Monday, October 25, 2010

Fall Is For Planting 1

Man, what wonderful weather we are having! We need rain (I write these Monday mornings and it looks like we are getting a very small amount of rain), but the last few weeks have been most enjoyable.

Fall is for planting, so now is the time to get those plants in the ground. I have notice several people re-sodding areas as well. New annuals are adding fresh color to our Lowcountry landscape and rye grass is popping up on many lawns (and in some beds).

The many parks and public plantations the Lowcountry has to offer are a great place to get design ideas for your yard or just to spend some time alone or with families and friends.

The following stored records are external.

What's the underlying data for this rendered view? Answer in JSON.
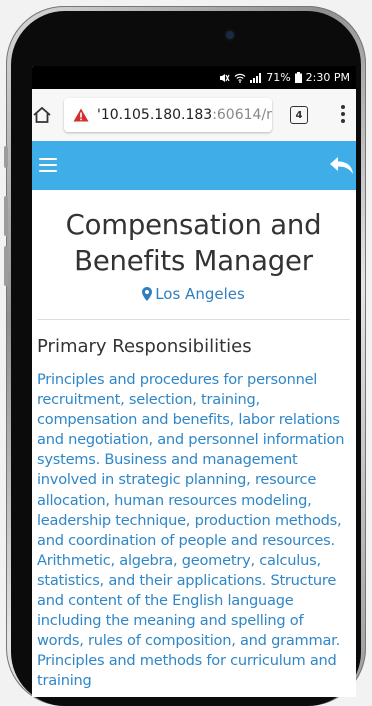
{
  "status_bar": {
    "icons": [
      "mute-icon",
      "wifi-icon",
      "signal-icon",
      "battery-icon"
    ],
    "battery": "71%",
    "time": "2:30 PM"
  },
  "browser": {
    "url_host": "'10.105.180.183",
    "url_rest": ":60614/r",
    "tab_count": "4"
  },
  "job": {
    "title": "Compensation and Benefits Manager",
    "location": "Los Angeles"
  },
  "section": {
    "heading": "Primary Responsibilities",
    "text": "Principles and procedures for personnel recruitment, selection, training, compensation and benefits, labor relations and negotiation, and personnel information systems. Business and management involved in strategic planning, resource allocation, human resources modeling, leadership technique, production methods, and coordination of people and resources. Arithmetic, algebra, geometry, calculus, statistics, and their applications. Structure and content of the English language including the meaning and spelling of words, rules of composition, and grammar. Principles and methods for curriculum and training"
  },
  "colors": {
    "app_bar": "#3faee8",
    "link_text": "#2f87c8",
    "warning": "#d32f2f"
  }
}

Planting can take several forms. A random new plant, a small renovation, landscaping an area that was not planted in the past, and planting a whole new yard all require some basic skills and knowledge. Some people will do it themselves and others will hire a professional.

When planting new plants there are a few things you might want to consider. How tall and wide is the plant going to be a full maturity? If it gets too big, you might be transplanting it (last week’s article) in a few years. Is it going to grow into my house and ruin my paint? Are the roots going to tear up my sidewalk or foundation? Do I have overhead wires that the plant is going to grow into leading to a safety issue? Is the plant an evergreen or is it going to lose its leaves in the fall? If you have a bed of sun-loving shrubs, do you want to plant a live oak that will shade them out in a few years, and then you have to replace the shrubs? Is it going to shade my house in the summer, yet let light in during the winter saving electricity?

A landscape designer can help you through some of these questions. Choose a designer whose work you have seen and like. Some designers include lighting, irrigation, bricks, sidewalks, fountains, statues, walls and drainage in their designs and other designers stick more with the basics. If you like the more elaborate features but cash is a little tight, most designers can break the project into phases. Working in phases is nice because you are working toward a goal, and when you are finished, you have the landscape of your dreams.

When you choose your plant material, it is best to go to a local nursery / garden center. They have the varieties of plants that do well here in the Lowcountry. The local nursery / garden center is going to have an employee that works daily with local plants, knows the plant’s advantages and disadvantages, knows if the plant is susceptible to any insects or disease and might even know where you can drive by to see the particular plant growing.

If there are new varieties of a certain plant that are available and resistant to disease or insects, those are the ones you want to plant, and your local nurseryman (or woman) will be able to direct you to them.

So much to cover, so little space; however, I will be back next week (I hope). Will you?